A coffee is not just a beverage; it is more complicated than that.
As the following text establishes, a coffee according to the present blog, is an espresso or a cappuccino\latte (which contains milk).
Espresso – let us consider a few issues in the coffee bar:
- Roasting the coffee grains to a greater than medium extent grants them a longer shelf life but may result a burnt taste.
- Coffee beans change with humidity and age while grinder’s blades change with wear over time. A barista should adjust his grinder regularly; not doing so will cause the espresso shots to gradually move away from the desired state.
- The grind size should be fine but not too fine or powdery.
- Ground coffee beans expire at a fast rate and tend to lose the fragrance rapidly. So the sooner you use coffee after grinding it, the more of the original intended flavors and aromas there will be in your cup.
- Some busy baristas operate their grinders for many minutes until their reservoirs are full of ground coffee. The high friction, accompanied by the high temperature between the cutting blade and the coffee, damages the coffee, thus “burning” the coffee grounds. Under the circumstances, you cannot expect to get a delicious coffee…
- Coffee is brewed by forcing a small amount of nearly boiling water through the ground coffee beansunder pressure; Brewing for fewer than 20 seconds per espresso shot results in an under-extracted espresso, which lacks in flavor, and thick crema on top.
Hence, going to above examples, the taste of espresso depends first and foremost on the quality of the coffee grains and then on the roasting level. Henceforth, the quality of espresso depends on the barista’s skills and on his\her performance with the coffee machine in the coffee bar.

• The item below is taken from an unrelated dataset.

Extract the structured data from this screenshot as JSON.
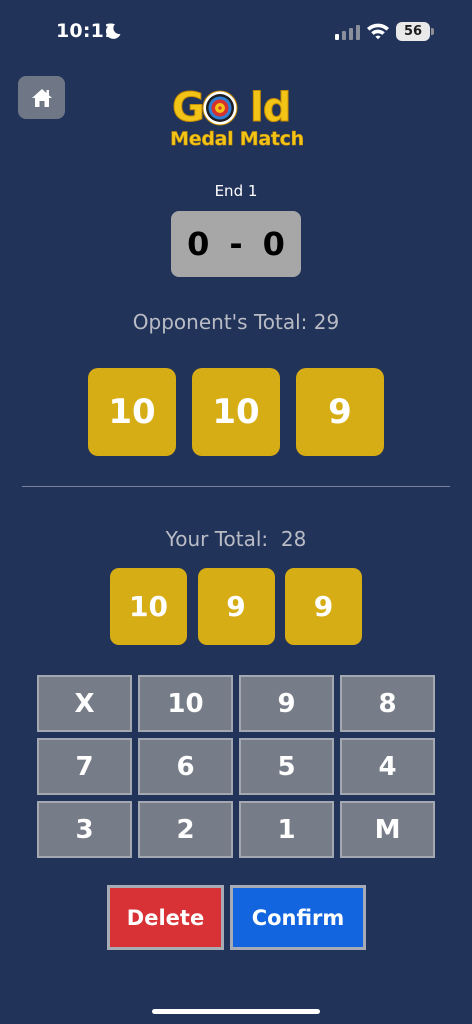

Preparing espresso at home with reduced- size bar equipment is a failed effort due to the skills required and the maintenance involved. Automatic machines based on the same technology also fail because of the low quality of the coffee they produced, their low output capacity (related to commercial requirements) and their expensive prices.
Hence, the need for automation in the home coffee industry encouraged the introduction and development of fully automated capsule machines…
Milk for cappuccino or latte in the coffee bar:
- Producing high quality milk froth using a machine’s steamer requires training and a lot of experience.
- Frothing the milk again or adding new milk to already frothed milk that remained in the pitcher from previous round ruins its quality. This results in a “colored” poor coffee drink.
- Over-heating the frothed milk produces a hot coffee, but one without the expected foam, taste and aroma…
- Moreover, milk is sticky; so the coffee machine’s pipes should be maintenance frequently.
In short, to serve delicious coffee, a barista should have professional skills.
Coffee lovers using small, compact, coffee bar machines at home used to get frustrated when operating their home coffee machines steamer. Almost ten years ago, many independent milk-foaming appliances (manual and electrical) were introduced into the home market. Their performance was limited, the action of the appliances cannot be replicated consistently, and the coffee produced was not usually very tasty…
Many are happy with the new generation of fully automatic (espresso and milk) capsule machines; but what are they actually drinking? Is it really natural coffee? How much sugar\sweeteners or other materials does some milk capsule contain?
The MFMM introduces full automation producing the uniformly dense sweet micro-foam milk (naturally sourced cow or goat’s milk or soy milk) according to the customer’s preference.
Please see the previous blog entry for more about capsule coffee machines.